Everet v. Williams (1725) It recites an oral partnership between the defendant and the plaintiff, who was 'skilled in dealing in several sorts of commodities;' and that the parties had 'proceeded jointly in the said dealings with good success on Hounslow Heath, where they dealt with a gentleman for a gold watch' ... Further recitals show how the parties accordingly 'dealt with several gentlemen for divers watches, rings, swords, canes, hats, cloaks, horses, bridles, saddles, and other things to the value of 200 pounds... and that the defendant would not come to a fair account with the plaintiff touching and concerning the said partnership. http://www.hosteny.com/funcases/highwayman.html
“The Highwaymen’s Case” “Whereas, by an order of this Court, made the 29th day of November last, the tipstaff was ordered to take into his custody and bring into this Court William White and William Wreathock the plaintiff's solicitors in this cause --- reflecting upon the honour and dignity of this Court; ... this Court upon consideration had of the premises, doth fyne the said William White 50 pounds, and the said William Wreathock 50 pounds, and commit them to the custody of the Warden of the Fleet until they pay the said fynes.” The defendant was executed 2 years later, and the plaintiff 5 years later.
Thomas v. UBS (Posner, J.) “Our plaintiffs ... argue ... that the bank should have prevented them from violating the law. This is like suing one’s parents to recover tax penalties one has paid, on the ground that the parents had failed to bring one up to be an honest person who would not evade taxes and so would not subject himself to penalties.” http://www.leagle.com/xmlresult.aspx?xmldoc=In%20FCO%2020130207166.XML&docbase=CsLwAr3-2007-Curr

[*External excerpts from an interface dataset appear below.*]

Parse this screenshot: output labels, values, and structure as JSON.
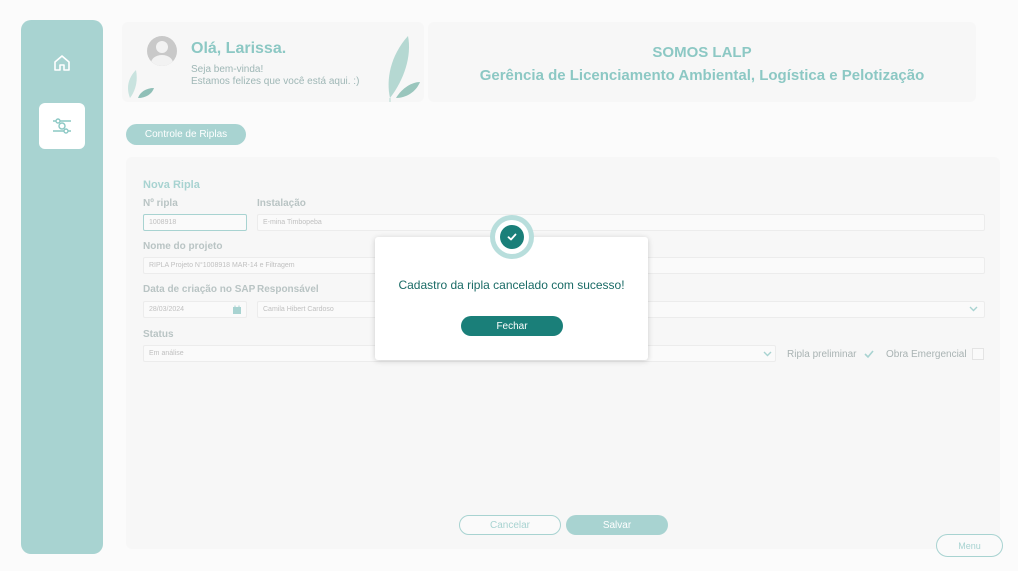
{
  "greeting": {
    "title": "Olá, Larissa.",
    "line1": "Seja bem-vinda!",
    "line2": "Estamos felizes que você está aqui. :)"
  },
  "banner": {
    "line1": "SOMOS LALP",
    "line2": "Gerência de Licenciamento Ambiental, Logística e Pelotização"
  },
  "tab": {
    "label": "Controle de Riplas"
  },
  "form": {
    "section_title": "Nova Ripla",
    "labels": {
      "ripla_no": "Nº ripla",
      "instalacao": "Instalação",
      "nome_projeto": "Nome do projeto",
      "data_sap": "Data de criação no SAP",
      "responsavel": "Responsável",
      "status": "Status",
      "ripla_preliminar": "Ripla preliminar",
      "obra_emergencial": "Obra Emergencial"
    },
    "values": {
      "ripla_no": "1008918",
      "instalacao": "E-mina Timbopeba",
      "nome_projeto": "RIPLA Projeto N°1008918 MAR-14 e Filtragem",
      "data_sap": "28/03/2024",
      "responsavel": "Camila Hibert Cardoso",
      "status": "Em análise"
    },
    "checks": {
      "ripla_preliminar": true,
      "obra_emergencial": false
    },
    "buttons": {
      "cancel": "Cancelar",
      "save": "Salvar"
    }
  },
  "menu_button": "Menu",
  "modal": {
    "message": "Cadastro da ripla cancelado com sucesso!",
    "button": "Fechar"
  },
  "colors": {
    "accent": "#a8d3d1",
    "primary_dark": "#1a7f79"
  },
  "icons": [
    "home-icon",
    "settings-icon",
    "calendar-icon",
    "chevron-down-icon",
    "check-icon",
    "leaf-icon"
  ]
}
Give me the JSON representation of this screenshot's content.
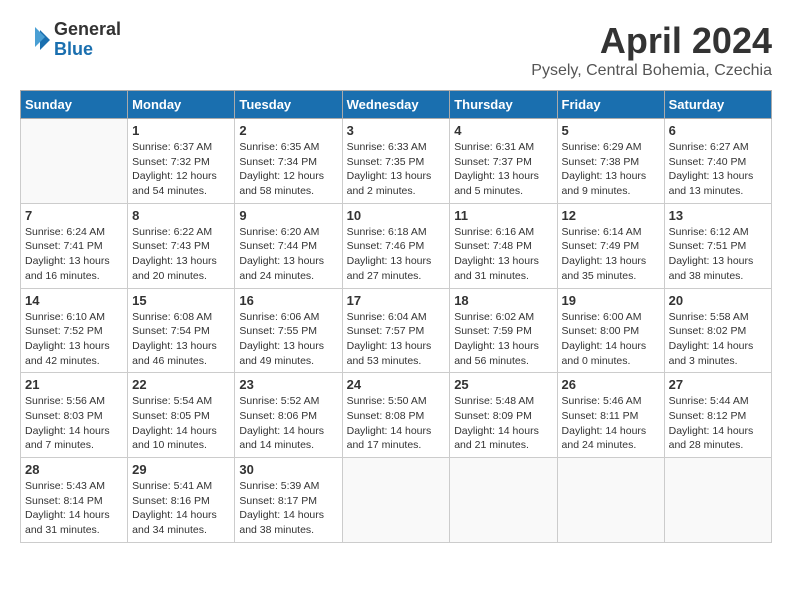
{
  "logo": {
    "general": "General",
    "blue": "Blue"
  },
  "title": "April 2024",
  "location": "Pysely, Central Bohemia, Czechia",
  "days_of_week": [
    "Sunday",
    "Monday",
    "Tuesday",
    "Wednesday",
    "Thursday",
    "Friday",
    "Saturday"
  ],
  "weeks": [
    [
      {
        "day": "",
        "info": ""
      },
      {
        "day": "1",
        "info": "Sunrise: 6:37 AM\nSunset: 7:32 PM\nDaylight: 12 hours\nand 54 minutes."
      },
      {
        "day": "2",
        "info": "Sunrise: 6:35 AM\nSunset: 7:34 PM\nDaylight: 12 hours\nand 58 minutes."
      },
      {
        "day": "3",
        "info": "Sunrise: 6:33 AM\nSunset: 7:35 PM\nDaylight: 13 hours\nand 2 minutes."
      },
      {
        "day": "4",
        "info": "Sunrise: 6:31 AM\nSunset: 7:37 PM\nDaylight: 13 hours\nand 5 minutes."
      },
      {
        "day": "5",
        "info": "Sunrise: 6:29 AM\nSunset: 7:38 PM\nDaylight: 13 hours\nand 9 minutes."
      },
      {
        "day": "6",
        "info": "Sunrise: 6:27 AM\nSunset: 7:40 PM\nDaylight: 13 hours\nand 13 minutes."
      }
    ],
    [
      {
        "day": "7",
        "info": "Sunrise: 6:24 AM\nSunset: 7:41 PM\nDaylight: 13 hours\nand 16 minutes."
      },
      {
        "day": "8",
        "info": "Sunrise: 6:22 AM\nSunset: 7:43 PM\nDaylight: 13 hours\nand 20 minutes."
      },
      {
        "day": "9",
        "info": "Sunrise: 6:20 AM\nSunset: 7:44 PM\nDaylight: 13 hours\nand 24 minutes."
      },
      {
        "day": "10",
        "info": "Sunrise: 6:18 AM\nSunset: 7:46 PM\nDaylight: 13 hours\nand 27 minutes."
      },
      {
        "day": "11",
        "info": "Sunrise: 6:16 AM\nSunset: 7:48 PM\nDaylight: 13 hours\nand 31 minutes."
      },
      {
        "day": "12",
        "info": "Sunrise: 6:14 AM\nSunset: 7:49 PM\nDaylight: 13 hours\nand 35 minutes."
      },
      {
        "day": "13",
        "info": "Sunrise: 6:12 AM\nSunset: 7:51 PM\nDaylight: 13 hours\nand 38 minutes."
      }
    ],
    [
      {
        "day": "14",
        "info": "Sunrise: 6:10 AM\nSunset: 7:52 PM\nDaylight: 13 hours\nand 42 minutes."
      },
      {
        "day": "15",
        "info": "Sunrise: 6:08 AM\nSunset: 7:54 PM\nDaylight: 13 hours\nand 46 minutes."
      },
      {
        "day": "16",
        "info": "Sunrise: 6:06 AM\nSunset: 7:55 PM\nDaylight: 13 hours\nand 49 minutes."
      },
      {
        "day": "17",
        "info": "Sunrise: 6:04 AM\nSunset: 7:57 PM\nDaylight: 13 hours\nand 53 minutes."
      },
      {
        "day": "18",
        "info": "Sunrise: 6:02 AM\nSunset: 7:59 PM\nDaylight: 13 hours\nand 56 minutes."
      },
      {
        "day": "19",
        "info": "Sunrise: 6:00 AM\nSunset: 8:00 PM\nDaylight: 14 hours\nand 0 minutes."
      },
      {
        "day": "20",
        "info": "Sunrise: 5:58 AM\nSunset: 8:02 PM\nDaylight: 14 hours\nand 3 minutes."
      }
    ],
    [
      {
        "day": "21",
        "info": "Sunrise: 5:56 AM\nSunset: 8:03 PM\nDaylight: 14 hours\nand 7 minutes."
      },
      {
        "day": "22",
        "info": "Sunrise: 5:54 AM\nSunset: 8:05 PM\nDaylight: 14 hours\nand 10 minutes."
      },
      {
        "day": "23",
        "info": "Sunrise: 5:52 AM\nSunset: 8:06 PM\nDaylight: 14 hours\nand 14 minutes."
      },
      {
        "day": "24",
        "info": "Sunrise: 5:50 AM\nSunset: 8:08 PM\nDaylight: 14 hours\nand 17 minutes."
      },
      {
        "day": "25",
        "info": "Sunrise: 5:48 AM\nSunset: 8:09 PM\nDaylight: 14 hours\nand 21 minutes."
      },
      {
        "day": "26",
        "info": "Sunrise: 5:46 AM\nSunset: 8:11 PM\nDaylight: 14 hours\nand 24 minutes."
      },
      {
        "day": "27",
        "info": "Sunrise: 5:44 AM\nSunset: 8:12 PM\nDaylight: 14 hours\nand 28 minutes."
      }
    ],
    [
      {
        "day": "28",
        "info": "Sunrise: 5:43 AM\nSunset: 8:14 PM\nDaylight: 14 hours\nand 31 minutes."
      },
      {
        "day": "29",
        "info": "Sunrise: 5:41 AM\nSunset: 8:16 PM\nDaylight: 14 hours\nand 34 minutes."
      },
      {
        "day": "30",
        "info": "Sunrise: 5:39 AM\nSunset: 8:17 PM\nDaylight: 14 hours\nand 38 minutes."
      },
      {
        "day": "",
        "info": ""
      },
      {
        "day": "",
        "info": ""
      },
      {
        "day": "",
        "info": ""
      },
      {
        "day": "",
        "info": ""
      }
    ]
  ]
}
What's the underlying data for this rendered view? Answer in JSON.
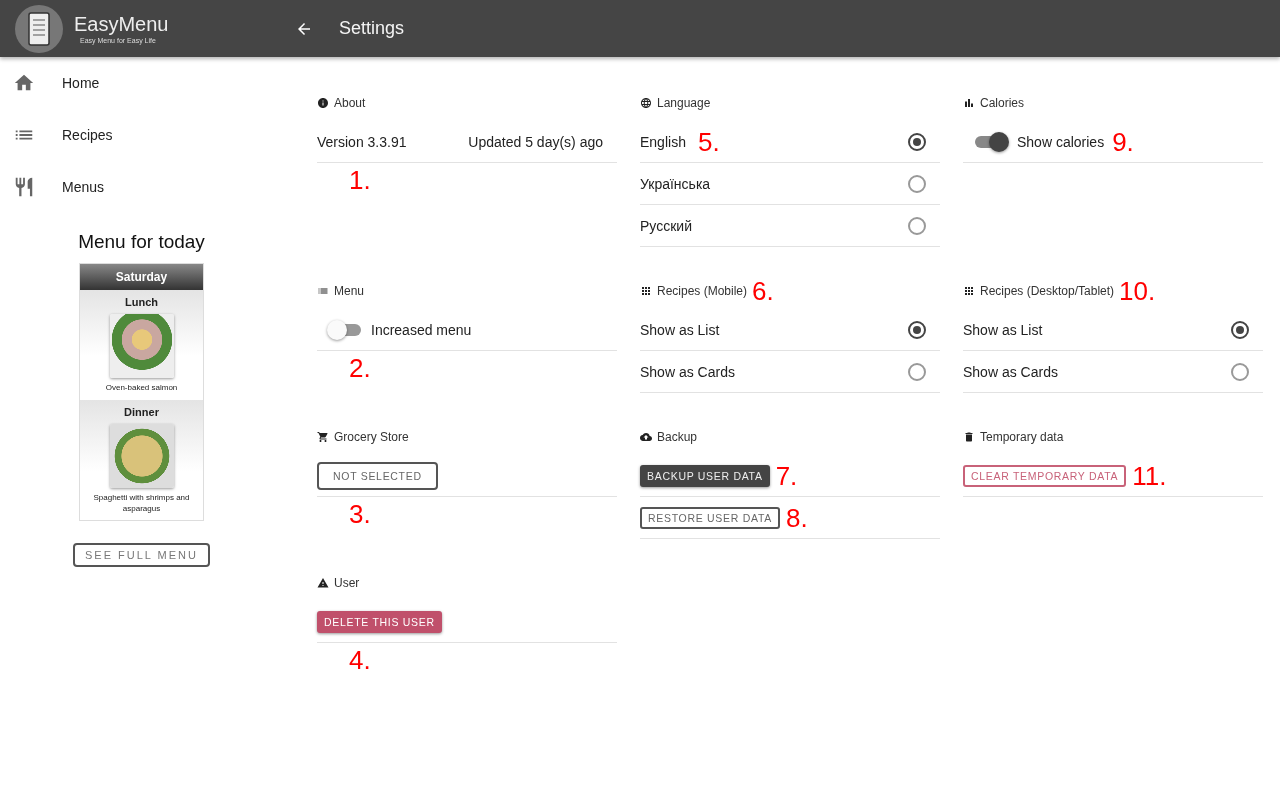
{
  "app": {
    "name": "EasyMenu",
    "tagline": "Easy Menu for Easy Life"
  },
  "header": {
    "title": "Settings"
  },
  "nav": [
    {
      "label": "Home"
    },
    {
      "label": "Recipes"
    },
    {
      "label": "Menus"
    }
  ],
  "today": {
    "heading": "Menu for today",
    "day": "Saturday",
    "meals": [
      {
        "name": "Lunch",
        "dish": "Oven-baked salmon"
      },
      {
        "name": "Dinner",
        "dish": "Spaghetti with shrimps and asparagus"
      }
    ],
    "button": "SEE FULL MENU"
  },
  "sections": [
    {
      "title": "About",
      "rows": [
        {
          "kind": "info",
          "label": "Version 3.3.91",
          "value": "Updated 5 day(s) ago"
        }
      ],
      "footnote": "1."
    },
    {
      "title": "Language",
      "rows": [
        {
          "kind": "radio",
          "label": "English",
          "selected": true,
          "note": "5."
        },
        {
          "kind": "radio",
          "label": "Українська",
          "selected": false
        },
        {
          "kind": "radio",
          "label": "Русский",
          "selected": false
        }
      ]
    },
    {
      "title": "Calories",
      "rows": [
        {
          "kind": "switch",
          "label": "Show calories",
          "on": true,
          "note": "9."
        }
      ]
    },
    {
      "title": "Menu",
      "rows": [
        {
          "kind": "switch",
          "label": "Increased menu",
          "on": false
        }
      ],
      "footnote": "2."
    },
    {
      "title": "Recipes (Mobile)",
      "title_note": "6.",
      "rows": [
        {
          "kind": "radio",
          "label": "Show as List",
          "selected": true
        },
        {
          "kind": "radio",
          "label": "Show as Cards",
          "selected": false
        }
      ]
    },
    {
      "title": "Recipes (Desktop/Tablet)",
      "title_note": "10.",
      "rows": [
        {
          "kind": "radio",
          "label": "Show as List",
          "selected": true
        },
        {
          "kind": "radio",
          "label": "Show as Cards",
          "selected": false
        }
      ]
    },
    {
      "title": "Grocery Store",
      "rows": [
        {
          "kind": "outline",
          "label": "NOT SELECTED"
        }
      ],
      "footnote": "3."
    },
    {
      "title": "Backup",
      "rows": [
        {
          "kind": "solid",
          "label": "BACKUP USER DATA",
          "note": "7."
        },
        {
          "kind": "compact",
          "label": "RESTORE USER DATA",
          "note": "8."
        }
      ]
    },
    {
      "title": "Temporary data",
      "rows": [
        {
          "kind": "warnoutline",
          "label": "CLEAR TEMPORARY DATA",
          "note": "11."
        }
      ]
    },
    {
      "title": "User",
      "rows": [
        {
          "kind": "warnsolid",
          "label": "DELETE THIS USER"
        }
      ],
      "footnote": "4."
    }
  ]
}
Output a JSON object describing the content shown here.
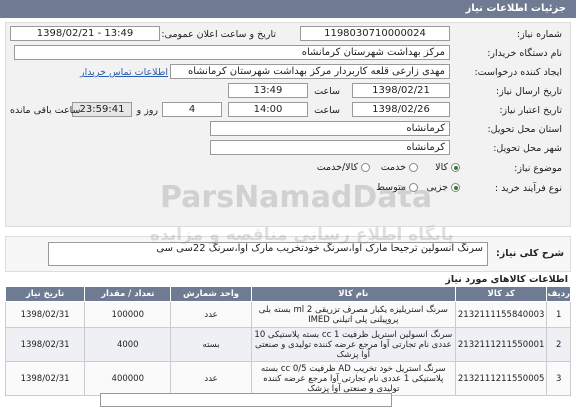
{
  "header": {
    "title": "جزئیات اطلاعات نیاز"
  },
  "form": {
    "need_number_label": "شماره نیاز:",
    "need_number": "1198030710000024",
    "announce_label": "تاریخ و ساعت اعلان عمومی:",
    "announce_value": "1398/02/21 - 13:49",
    "buyer_label": "نام دستگاه خریدار:",
    "buyer_value": "مرکز بهداشت شهرستان کرمانشاه",
    "creator_label": "ایجاد کننده درخواست:",
    "creator_value": "مهدی  زارعی قلعه کاربردار مرکز بهداشت شهرستان کرمانشاه",
    "contact_link": "اطلاعات تماس خریدار",
    "send_date_label": "تاریخ ارسال نیاز:",
    "send_date": "1398/02/21",
    "send_time_label": "ساعت",
    "send_time": "13:49",
    "validity_label": "تاریخ اعتبار نیاز:",
    "validity_date": "1398/02/26",
    "validity_time_label": "ساعت",
    "validity_time": "14:00",
    "days_value": "4",
    "days_label": "روز و",
    "remaining_value": "23:59:41",
    "remaining_label": "ساعت باقی مانده",
    "province_label": "استان محل تحویل:",
    "province_value": "کرمانشاه",
    "city_label": "شهر محل تحویل:",
    "city_value": "کرمانشاه",
    "category_label": "موضوع نیاز:",
    "category_options": [
      "کالا",
      "خدمت",
      "کالا/خدمت"
    ],
    "category_selected": "کالا",
    "process_label": "نوع فرآیند خرید :",
    "process_options": [
      "جزیی",
      "متوسط"
    ],
    "process_selected": "جزیی"
  },
  "description": {
    "label": "شرح کلی نیاز:",
    "value": "سرنگ انسولین ترجیحا مارک آوا،سرنگ خودتخریب مارک آوا،سرنگ 22سی سی"
  },
  "goods": {
    "title": "اطلاعات کالاهای مورد نیاز",
    "columns": [
      "ردیف",
      "کد کالا",
      "نام کالا",
      "واحد شمارش",
      "تعداد / مقدار",
      "تاریخ نیاز"
    ],
    "rows": [
      {
        "idx": "1",
        "code": "2132111155840003",
        "name": "سرنگ استریلیزه یکبار مصرف تزریقی ml 2 بسته بلی پروپیلنی پلی اتیلنی IMED",
        "unit": "عدد",
        "qty": "100000",
        "date": "1398/02/31"
      },
      {
        "idx": "2",
        "code": "2132111211550001",
        "name": "سرنگ انسولین استریل ظرفیت cc 1 بسته پلاستیکی 10 عددی نام تجارتی آوا مرجع عرضه کننده تولیدی و صنعتی آوا پزشک",
        "unit": "بسته",
        "qty": "4000",
        "date": "1398/02/31"
      },
      {
        "idx": "3",
        "code": "2132111211550005",
        "name": "سرنگ استریل خود تخریب AD ظرفیت cc 0/5 بسته پلاستیکی 1 عددی نام تجارتی آوا مرجع عرضه کننده تولیدی و صنعتی آوا پزشک",
        "unit": "عدد",
        "qty": "400000",
        "date": "1398/02/31"
      }
    ]
  },
  "watermark": {
    "brand": "ParsNamadData",
    "line": "پایگاه اطلاع رسانی مناقصه و مزایده"
  },
  "colors": {
    "header_bg": "#6f7b92",
    "link": "#2a5db0",
    "radio_selected": "#2e7d32"
  }
}
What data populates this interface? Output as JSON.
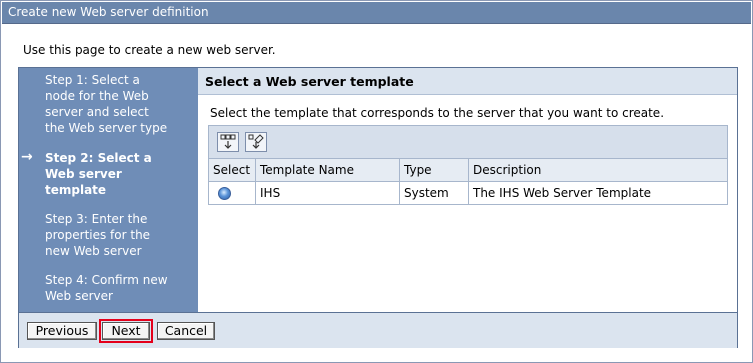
{
  "window": {
    "title": "Create new Web server definition"
  },
  "intro_text": "Use this page to create a new web server.",
  "steps": [
    {
      "label": "Step 1: Select a node for the Web server and select the Web server type",
      "current": false
    },
    {
      "label": "Step 2: Select a Web server template",
      "current": true
    },
    {
      "label": "Step 3: Enter the properties for the new Web server",
      "current": false
    },
    {
      "label": "Step 4: Confirm new Web server",
      "current": false
    }
  ],
  "current_step_arrow": "→",
  "content": {
    "header": "Select a Web server template",
    "description": "Select the template that corresponds to the server that you want to create.",
    "toolbar_icons": [
      "select-all-icon",
      "deselect-all-icon"
    ],
    "table": {
      "columns": [
        "Select",
        "Template Name",
        "Type",
        "Description"
      ],
      "rows": [
        {
          "selected": true,
          "name": "IHS",
          "type": "System",
          "description": "The IHS Web Server Template"
        }
      ]
    }
  },
  "buttons": {
    "previous": "Previous",
    "next": "Next",
    "cancel": "Cancel"
  },
  "colors": {
    "title_bar": "#6a86ac",
    "steps_panel": "#6f8db7",
    "header_band": "#dbe4ef",
    "highlight": "#e4001b"
  }
}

Thomas II “We needn’t discuss the plaintiffs’ remaining claims — of negligence and malpractice — as they are frivolous squared. This lawsuit, including the appeal, is a travesty. We are surprised that UBS hasn’t asked for the impositionof sanctions on the plaintiffs and class counsel.”
End-of-Chapter Readings 1. “Global Cartels Fixed Display Prices for a Decade, EU Finds,” The Wall Street Journal, (December 6, 2012) http://online.wsj.com/article/SB10001424127887324640104578160771350104876.html. 2. “Catching Cartels,” Cento Veljanovski, Case Associates presentation slides, (2008)http://www.casecon.com/data/pdfs/Veljanovski%20Catching%20Cartels%20presentation%20IEA%20London%20March%202008.pdf 3. “Guilty Please in Antitrust Division Municipal Bond Bid Rigging Case,” Forbes (December 30, 2011). http://www.forbes.com/sites/billsinger/2011/12/30/guilty-pleas-in-antitrust-division-municipal-bond-bid-rigging-case-2/ 4. “Ohio Alleges Collusion on Road Salt,” http://online.wsj.com/article/SB10001424052702304724404577295682507253286.html(2012). 5. “The Scam Busters: How Antitrust Economists Are Getting Better at Spotting Cartels,” The Economist, (December 15, 2012) http://www.economist.com/news/finance-and-economics/21568364-how-antitrust-economists-are-getting-better-spotting-cartels-scam-busters
An Idea from Last Time If something is taxed, people do less of it.